Whenever a line below includes the word "heading", copy that line.

....

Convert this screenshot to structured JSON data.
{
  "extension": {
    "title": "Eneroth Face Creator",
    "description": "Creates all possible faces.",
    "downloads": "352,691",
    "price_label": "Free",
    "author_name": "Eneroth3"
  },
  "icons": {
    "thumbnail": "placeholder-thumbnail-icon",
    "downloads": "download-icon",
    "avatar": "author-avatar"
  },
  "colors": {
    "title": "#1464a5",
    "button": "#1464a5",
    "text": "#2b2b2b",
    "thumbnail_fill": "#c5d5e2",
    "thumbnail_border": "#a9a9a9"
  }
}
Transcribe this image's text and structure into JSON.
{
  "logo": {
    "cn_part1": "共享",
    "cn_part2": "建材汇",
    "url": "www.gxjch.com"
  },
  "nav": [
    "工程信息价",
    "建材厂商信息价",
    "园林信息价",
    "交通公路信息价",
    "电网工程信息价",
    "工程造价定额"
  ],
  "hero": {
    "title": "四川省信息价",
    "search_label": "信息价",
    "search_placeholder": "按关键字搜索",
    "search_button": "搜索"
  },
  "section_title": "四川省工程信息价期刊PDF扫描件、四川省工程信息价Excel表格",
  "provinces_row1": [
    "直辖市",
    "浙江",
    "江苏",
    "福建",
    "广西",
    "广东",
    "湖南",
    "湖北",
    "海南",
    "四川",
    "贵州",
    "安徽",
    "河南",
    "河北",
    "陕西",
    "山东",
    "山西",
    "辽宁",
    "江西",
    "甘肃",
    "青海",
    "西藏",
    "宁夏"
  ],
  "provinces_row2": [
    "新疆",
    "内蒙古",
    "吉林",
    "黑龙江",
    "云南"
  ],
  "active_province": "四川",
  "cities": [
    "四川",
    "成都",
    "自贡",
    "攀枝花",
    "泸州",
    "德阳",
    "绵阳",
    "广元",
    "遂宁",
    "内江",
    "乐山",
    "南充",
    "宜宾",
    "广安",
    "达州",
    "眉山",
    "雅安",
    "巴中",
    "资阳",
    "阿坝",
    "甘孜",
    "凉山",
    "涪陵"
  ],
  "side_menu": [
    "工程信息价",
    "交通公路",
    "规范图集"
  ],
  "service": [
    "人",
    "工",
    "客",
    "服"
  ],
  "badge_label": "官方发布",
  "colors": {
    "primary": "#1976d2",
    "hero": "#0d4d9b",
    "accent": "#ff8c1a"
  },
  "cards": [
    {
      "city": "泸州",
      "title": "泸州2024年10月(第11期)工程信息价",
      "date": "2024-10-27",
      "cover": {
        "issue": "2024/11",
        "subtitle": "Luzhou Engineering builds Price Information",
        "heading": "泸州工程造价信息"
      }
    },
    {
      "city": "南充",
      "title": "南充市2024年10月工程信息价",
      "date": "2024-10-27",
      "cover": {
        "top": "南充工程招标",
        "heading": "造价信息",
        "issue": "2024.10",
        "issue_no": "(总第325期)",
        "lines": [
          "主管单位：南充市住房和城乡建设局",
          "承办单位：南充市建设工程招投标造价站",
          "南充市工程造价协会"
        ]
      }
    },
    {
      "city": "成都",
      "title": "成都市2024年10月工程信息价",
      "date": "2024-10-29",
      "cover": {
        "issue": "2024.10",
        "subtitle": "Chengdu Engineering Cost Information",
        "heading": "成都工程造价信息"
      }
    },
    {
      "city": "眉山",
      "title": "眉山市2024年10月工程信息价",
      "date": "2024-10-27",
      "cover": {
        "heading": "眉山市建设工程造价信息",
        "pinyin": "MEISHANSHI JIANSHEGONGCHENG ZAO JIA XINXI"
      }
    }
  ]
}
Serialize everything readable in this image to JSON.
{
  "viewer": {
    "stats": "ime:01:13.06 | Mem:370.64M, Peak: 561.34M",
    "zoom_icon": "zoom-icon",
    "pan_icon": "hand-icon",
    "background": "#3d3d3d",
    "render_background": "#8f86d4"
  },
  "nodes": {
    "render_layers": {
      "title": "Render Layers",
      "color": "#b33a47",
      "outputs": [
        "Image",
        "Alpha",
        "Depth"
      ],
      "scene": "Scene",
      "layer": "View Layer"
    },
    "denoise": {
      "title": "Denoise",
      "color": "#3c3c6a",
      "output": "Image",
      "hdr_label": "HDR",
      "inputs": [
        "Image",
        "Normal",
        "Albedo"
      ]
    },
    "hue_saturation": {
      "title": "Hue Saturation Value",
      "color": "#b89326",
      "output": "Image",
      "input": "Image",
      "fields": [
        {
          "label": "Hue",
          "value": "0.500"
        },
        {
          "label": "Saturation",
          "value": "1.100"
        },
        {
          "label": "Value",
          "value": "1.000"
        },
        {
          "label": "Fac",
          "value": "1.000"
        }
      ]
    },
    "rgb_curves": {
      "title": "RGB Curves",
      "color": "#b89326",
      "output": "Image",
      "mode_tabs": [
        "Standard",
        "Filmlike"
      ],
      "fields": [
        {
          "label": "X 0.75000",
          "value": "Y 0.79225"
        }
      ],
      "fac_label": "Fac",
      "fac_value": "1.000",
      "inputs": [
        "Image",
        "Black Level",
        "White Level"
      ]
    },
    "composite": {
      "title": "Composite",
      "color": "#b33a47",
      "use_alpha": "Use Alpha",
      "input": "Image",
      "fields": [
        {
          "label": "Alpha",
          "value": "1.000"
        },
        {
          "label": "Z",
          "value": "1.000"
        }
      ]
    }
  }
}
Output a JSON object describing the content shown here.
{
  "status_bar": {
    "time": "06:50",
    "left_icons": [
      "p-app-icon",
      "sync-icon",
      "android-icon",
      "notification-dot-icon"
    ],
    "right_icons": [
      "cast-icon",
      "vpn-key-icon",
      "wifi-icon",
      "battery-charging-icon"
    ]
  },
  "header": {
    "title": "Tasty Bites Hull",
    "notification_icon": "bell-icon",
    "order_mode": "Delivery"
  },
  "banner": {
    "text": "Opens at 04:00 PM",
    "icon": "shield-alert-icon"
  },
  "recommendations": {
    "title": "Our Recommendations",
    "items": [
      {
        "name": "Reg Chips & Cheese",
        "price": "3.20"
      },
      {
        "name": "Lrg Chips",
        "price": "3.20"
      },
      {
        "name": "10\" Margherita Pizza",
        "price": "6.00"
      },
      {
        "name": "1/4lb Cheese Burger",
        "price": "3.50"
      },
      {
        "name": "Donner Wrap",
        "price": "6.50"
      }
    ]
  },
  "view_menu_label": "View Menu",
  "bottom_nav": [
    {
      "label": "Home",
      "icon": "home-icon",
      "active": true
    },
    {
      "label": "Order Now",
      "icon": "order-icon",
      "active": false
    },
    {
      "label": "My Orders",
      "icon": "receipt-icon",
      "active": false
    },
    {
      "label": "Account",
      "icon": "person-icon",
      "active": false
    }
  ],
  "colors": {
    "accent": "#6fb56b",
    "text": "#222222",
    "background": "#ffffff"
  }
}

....

■ **REPLY TO THE EXERCISE**
        "heading": "泸州工程造价信息"
        "heading": "造价信息",
        "heading": "成都工程造价信息"
        "heading": "眉山市建设工程造价信息",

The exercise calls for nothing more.